Within 7 years, 12 have retired as they are now 70 or over; on
reaching 75, they must send a letter of resignation to Rome, and 3 alone in 2016 retired on health grounds.
Four of the bishops are already over 75 and have sent letters of resignation to Rome.
They are the Bishop of Clogher Joseph Duffy,
Auxiliary Bishop of Derry Francis Lagan, (since deceased)
Bishop of Ardagh and Clonmacnoise Colm O’Reilly, (retired and replaced)
and Bishop of Killaloe Willie Walsh. (retired and replaced - twice!!)
The Bishop of Elphin Christopher Jones will be 75 next March when he, too, will submit his resignation to Rome. (retired and replaced)
In June of next year it will be the turn of Bishop of Kerry Bill Murphy. (retired and replaced)
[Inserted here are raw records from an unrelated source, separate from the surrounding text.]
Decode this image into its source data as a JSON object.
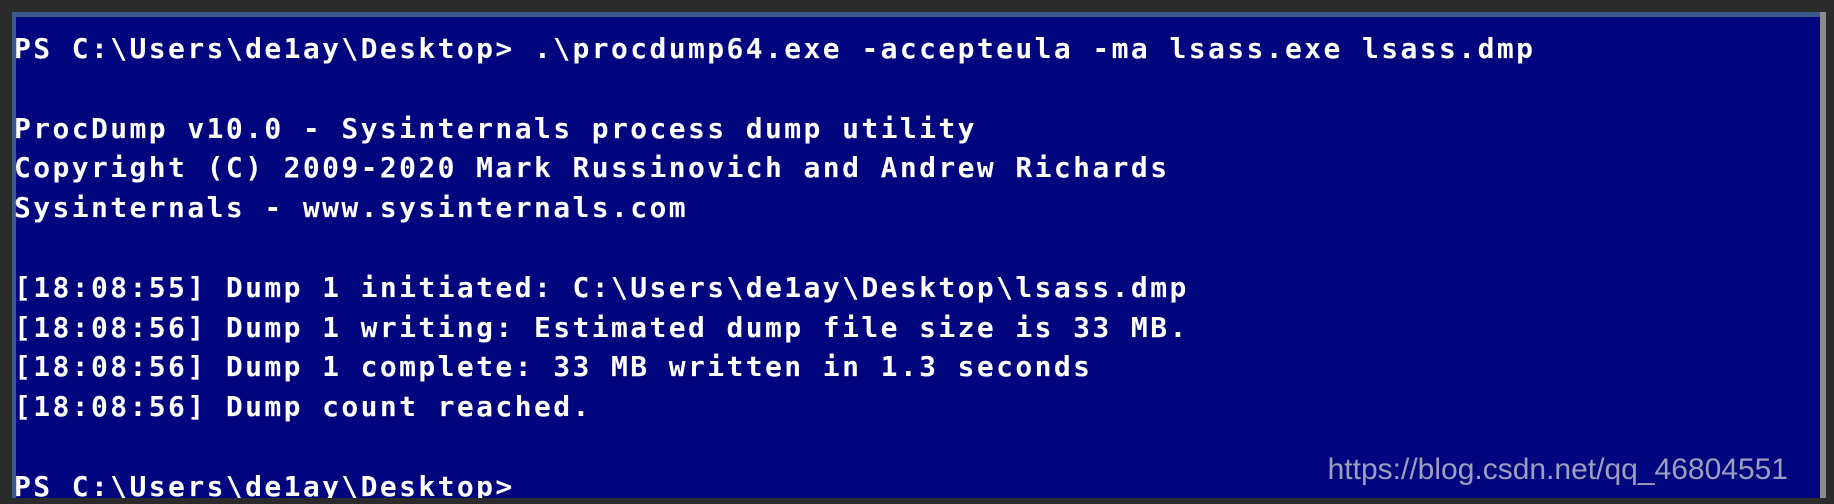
{
  "console": {
    "background": "#01067f",
    "text_color": "#ffffff",
    "cursor_color": "#e6cf3a",
    "lines": [
      "PS C:\\Users\\de1ay\\Desktop> .\\procdump64.exe -accepteula -ma lsass.exe lsass.dmp",
      "",
      "ProcDump v10.0 - Sysinternals process dump utility",
      "Copyright (C) 2009-2020 Mark Russinovich and Andrew Richards",
      "Sysinternals - www.sysinternals.com",
      "",
      "[18:08:55] Dump 1 initiated: C:\\Users\\de1ay\\Desktop\\lsass.dmp",
      "[18:08:56] Dump 1 writing: Estimated dump file size is 33 MB.",
      "[18:08:56] Dump 1 complete: 33 MB written in 1.3 seconds",
      "[18:08:56] Dump count reached.",
      "",
      "PS C:\\Users\\de1ay\\Desktop> "
    ]
  },
  "watermark": {
    "text": "https://blog.csdn.net/qq_46804551"
  }
}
There will then be a gap of two years before further resignations are expected.
The youngest Catholic bishop in Ireland is Bishop Noel Treanor (58) who was installed in Down and Connor two years ago. (now overtaken by Fintan Monahan in Diocese of Killaloe)
youngest, in ascending order, are Auxiliary Bishop of Down and Connor
Donal McKeown (60), Bishop of Dromore John McAreavey (61), Bishop of
Killala John Fleming (62), Bishop of Achonry Brendan Kelly (63),
Archbishop of Tuam Michael Neary (64) and Bishop of Ferns Denis Brennan
(64). (add 6-7 years to their ages now and the average age starts to climb a little)
Diarmuid Martin reached 71 and heading shortly for 72.